» What you have to do
Without any pictures, the records below should be reproduced exactly.

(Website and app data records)
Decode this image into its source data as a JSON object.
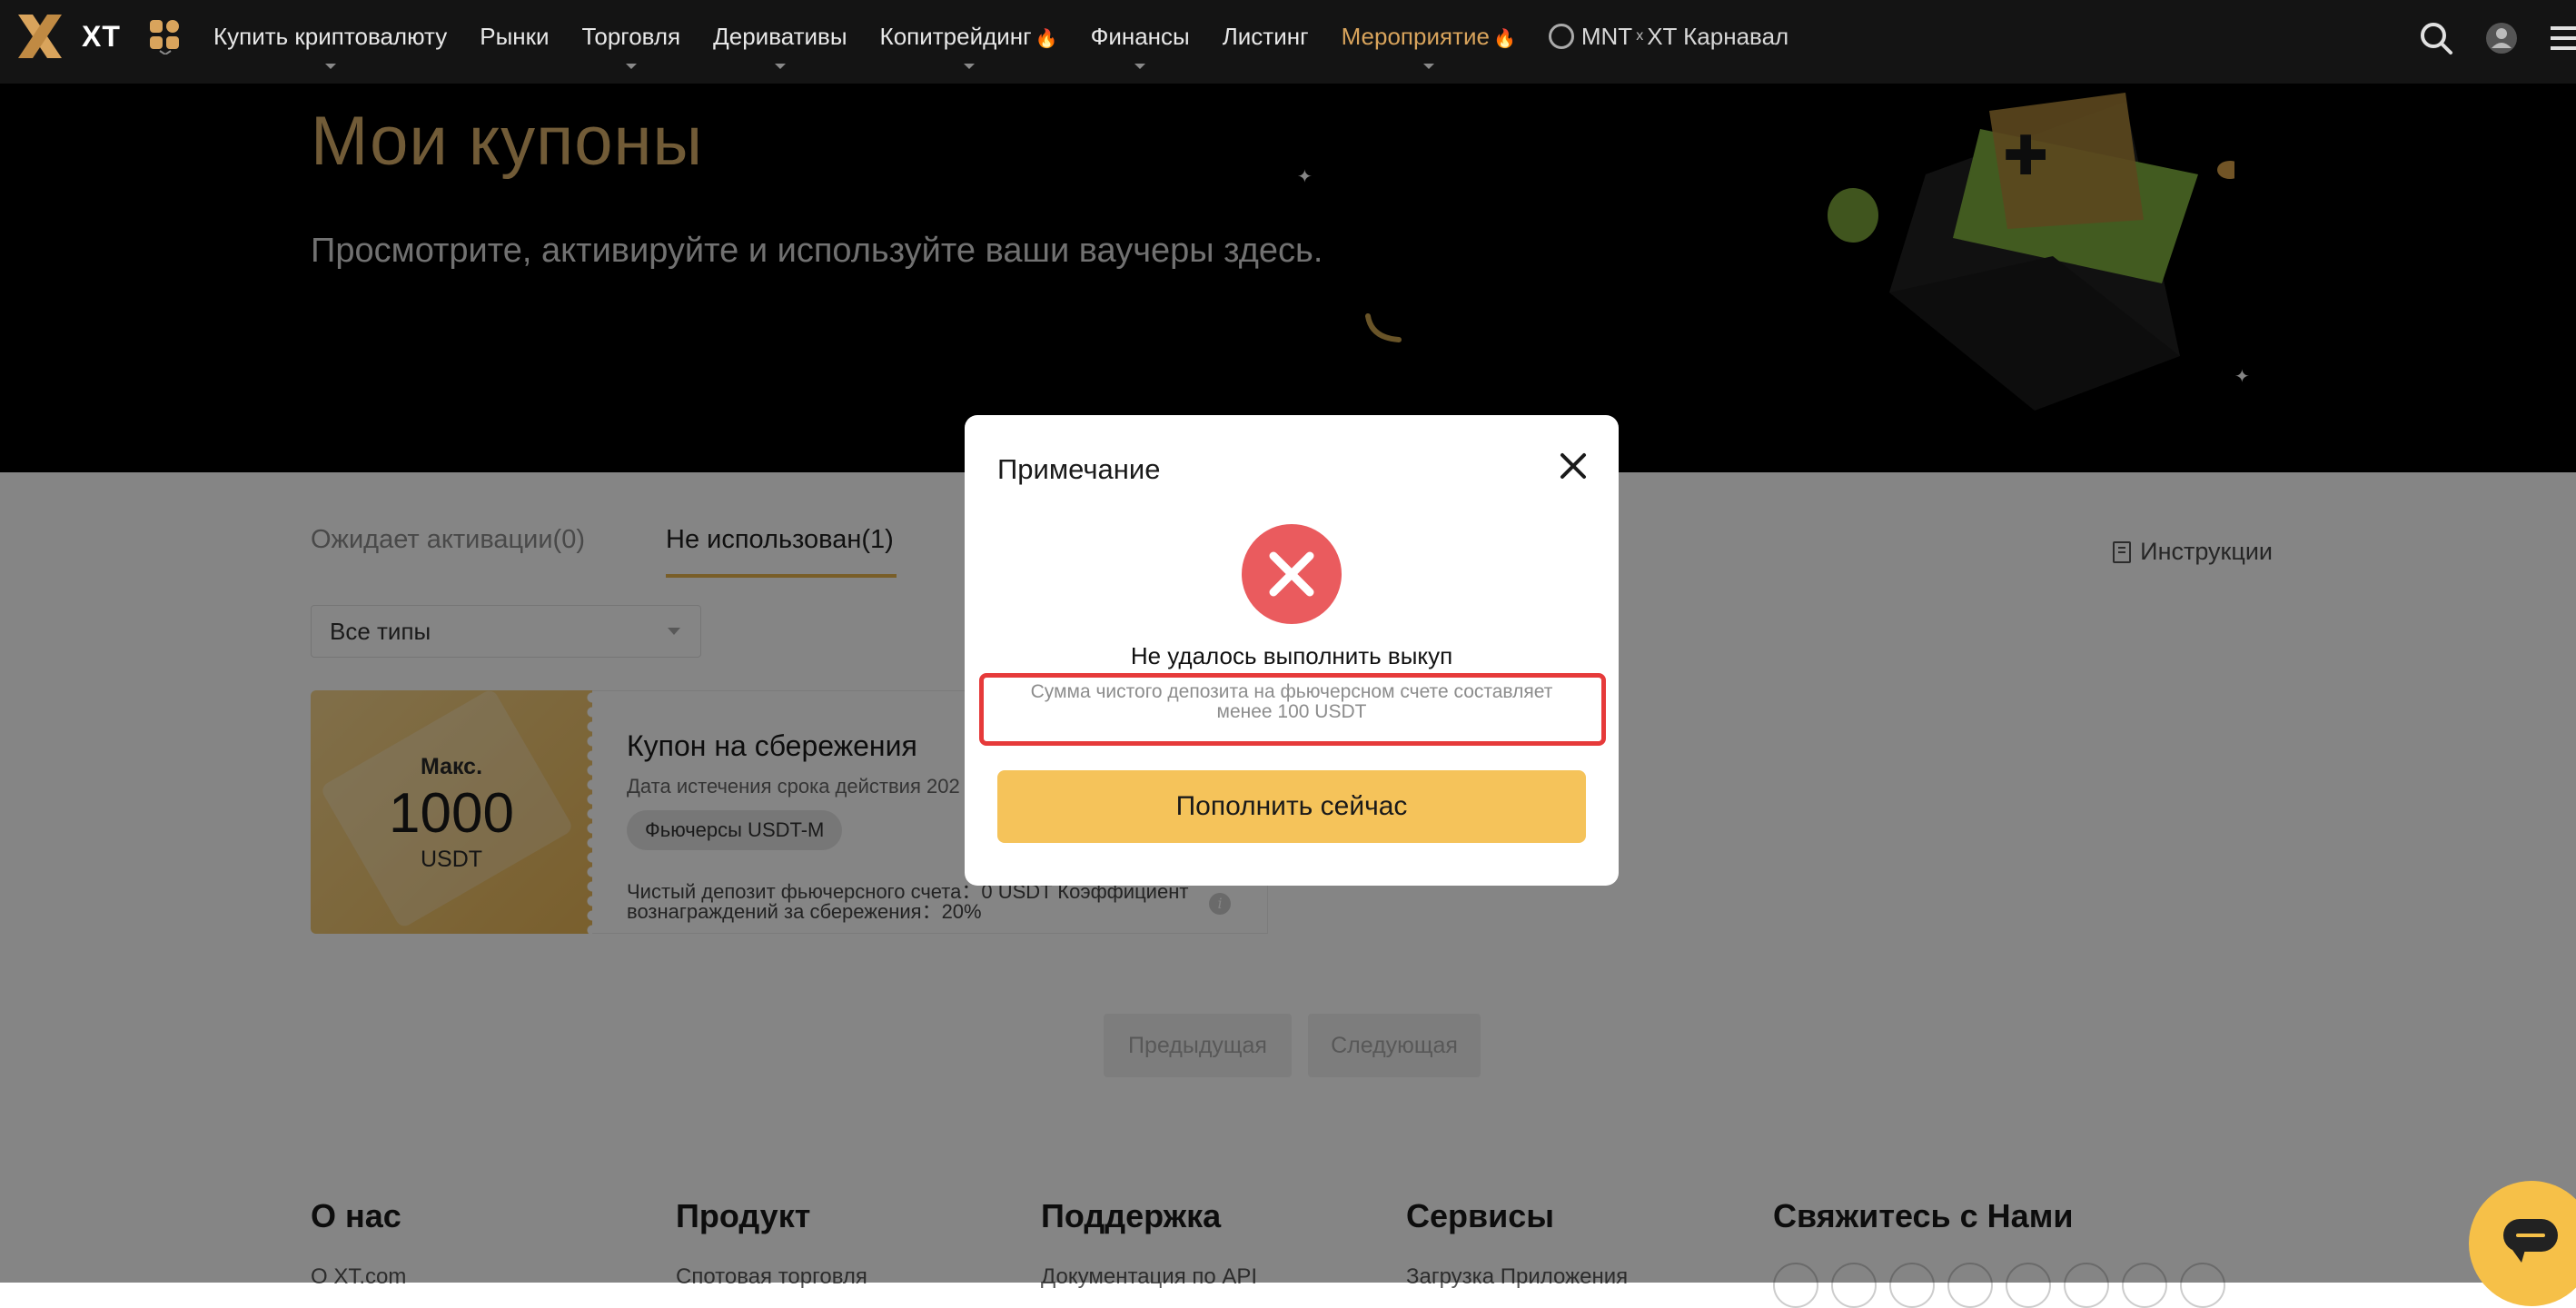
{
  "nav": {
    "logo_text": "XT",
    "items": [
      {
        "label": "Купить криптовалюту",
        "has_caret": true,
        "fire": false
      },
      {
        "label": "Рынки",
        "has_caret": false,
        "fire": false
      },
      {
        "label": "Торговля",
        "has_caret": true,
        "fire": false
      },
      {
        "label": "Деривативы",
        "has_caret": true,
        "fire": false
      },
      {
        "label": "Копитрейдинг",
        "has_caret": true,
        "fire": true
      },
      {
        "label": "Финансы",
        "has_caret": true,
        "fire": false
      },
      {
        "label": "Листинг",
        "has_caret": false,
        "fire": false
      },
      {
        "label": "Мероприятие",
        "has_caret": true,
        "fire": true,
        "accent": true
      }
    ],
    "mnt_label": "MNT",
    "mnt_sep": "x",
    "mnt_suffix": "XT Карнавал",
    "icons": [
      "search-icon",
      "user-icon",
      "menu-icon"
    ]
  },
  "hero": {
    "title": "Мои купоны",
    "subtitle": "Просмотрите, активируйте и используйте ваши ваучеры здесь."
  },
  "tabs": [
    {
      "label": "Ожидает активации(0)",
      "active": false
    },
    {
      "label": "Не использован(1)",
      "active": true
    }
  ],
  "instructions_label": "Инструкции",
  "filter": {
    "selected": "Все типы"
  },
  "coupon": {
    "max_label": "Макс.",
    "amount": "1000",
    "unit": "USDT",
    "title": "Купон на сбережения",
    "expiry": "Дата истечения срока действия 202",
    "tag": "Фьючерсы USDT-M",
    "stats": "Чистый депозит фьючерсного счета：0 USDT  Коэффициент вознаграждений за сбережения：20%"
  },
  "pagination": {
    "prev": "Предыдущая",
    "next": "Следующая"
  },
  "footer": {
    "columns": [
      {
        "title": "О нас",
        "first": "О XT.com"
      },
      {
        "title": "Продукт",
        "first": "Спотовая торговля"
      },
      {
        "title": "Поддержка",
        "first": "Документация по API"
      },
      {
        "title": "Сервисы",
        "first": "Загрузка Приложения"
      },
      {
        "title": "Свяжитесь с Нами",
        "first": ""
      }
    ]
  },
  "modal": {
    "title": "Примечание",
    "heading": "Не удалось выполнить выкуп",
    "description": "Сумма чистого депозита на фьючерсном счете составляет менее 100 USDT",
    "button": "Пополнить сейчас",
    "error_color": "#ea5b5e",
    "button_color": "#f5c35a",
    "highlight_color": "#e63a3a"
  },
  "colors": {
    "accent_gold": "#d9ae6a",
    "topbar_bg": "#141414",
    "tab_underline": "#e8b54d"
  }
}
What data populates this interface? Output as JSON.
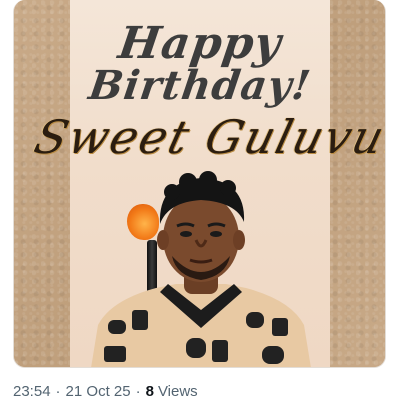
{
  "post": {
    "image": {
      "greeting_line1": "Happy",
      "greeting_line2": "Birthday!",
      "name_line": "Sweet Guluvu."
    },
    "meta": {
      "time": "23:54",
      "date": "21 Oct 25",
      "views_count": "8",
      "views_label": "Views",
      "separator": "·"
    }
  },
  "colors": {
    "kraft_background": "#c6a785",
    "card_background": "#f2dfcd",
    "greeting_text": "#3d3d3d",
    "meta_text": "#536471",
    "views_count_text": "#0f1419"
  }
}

» Output below
Decode this image into its source data as a JSON object.
{
  "nav": {
    "logo_text": "XT",
    "items": [
      {
        "label": "Купить криптовалюту",
        "has_caret": true,
        "fire": false
      },
      {
        "label": "Рынки",
        "has_caret": false,
        "fire": false
      },
      {
        "label": "Торговля",
        "has_caret": true,
        "fire": false
      },
      {
        "label": "Деривативы",
        "has_caret": true,
        "fire": false
      },
      {
        "label": "Копитрейдинг",
        "has_caret": true,
        "fire": true
      },
      {
        "label": "Финансы",
        "has_caret": true,
        "fire": false
      },
      {
        "label": "Листинг",
        "has_caret": false,
        "fire": false
      },
      {
        "label": "Мероприятие",
        "has_caret": true,
        "fire": true,
        "accent": true
      }
    ],
    "mnt_label": "MNT",
    "mnt_sep": "x",
    "mnt_suffix": "XT Карнавал",
    "icons": [
      "search-icon",
      "user-icon",
      "menu-icon"
    ]
  },
  "hero": {
    "title": "Мои купоны",
    "subtitle": "Просмотрите, активируйте и используйте ваши ваучеры здесь."
  },
  "tabs": [
    {
      "label": "Ожидает активации(0)",
      "active": false
    },
    {
      "label": "Не использован(1)",
      "active": true
    }
  ],
  "instructions_label": "Инструкции",
  "filter": {
    "selected": "Все типы"
  },
  "coupon": {
    "max_label": "Макс.",
    "amount": "1000",
    "unit": "USDT",
    "title": "Купон на сбережения",
    "expiry": "Дата истечения срока действия 202",
    "tag": "Фьючерсы USDT-M",
    "stats": "Чистый депозит фьючерсного счета：0 USDT  Коэффициент вознаграждений за сбережения：20%"
  },
  "pagination": {
    "prev": "Предыдущая",
    "next": "Следующая"
  },
  "footer": {
    "columns": [
      {
        "title": "О нас",
        "first": "О XT.com"
      },
      {
        "title": "Продукт",
        "first": "Спотовая торговля"
      },
      {
        "title": "Поддержка",
        "first": "Документация по API"
      },
      {
        "title": "Сервисы",
        "first": "Загрузка Приложения"
      },
      {
        "title": "Свяжитесь с Нами",
        "first": ""
      }
    ]
  },
  "modal": {
    "title": "Примечание",
    "heading": "Не удалось выполнить выкуп",
    "description": "Сумма чистого депозита на фьючерсном счете составляет менее 100 USDT",
    "button": "Пополнить сейчас",
    "error_color": "#ea5b5e",
    "button_color": "#f5c35a",
    "highlight_color": "#e63a3a"
  },
  "colors": {
    "accent_gold": "#d9ae6a",
    "topbar_bg": "#141414",
    "tab_underline": "#e8b54d"
  }
}
What data populates this interface? Output as JSON.
{
  "post": {
    "image": {
      "greeting_line1": "Happy",
      "greeting_line2": "Birthday!",
      "name_line": "Sweet Guluvu."
    },
    "meta": {
      "time": "23:54",
      "date": "21 Oct 25",
      "views_count": "8",
      "views_label": "Views",
      "separator": "·"
    }
  },
  "colors": {
    "kraft_background": "#c6a785",
    "card_background": "#f2dfcd",
    "greeting_text": "#3d3d3d",
    "meta_text": "#536471",
    "views_count_text": "#0f1419"
  }
}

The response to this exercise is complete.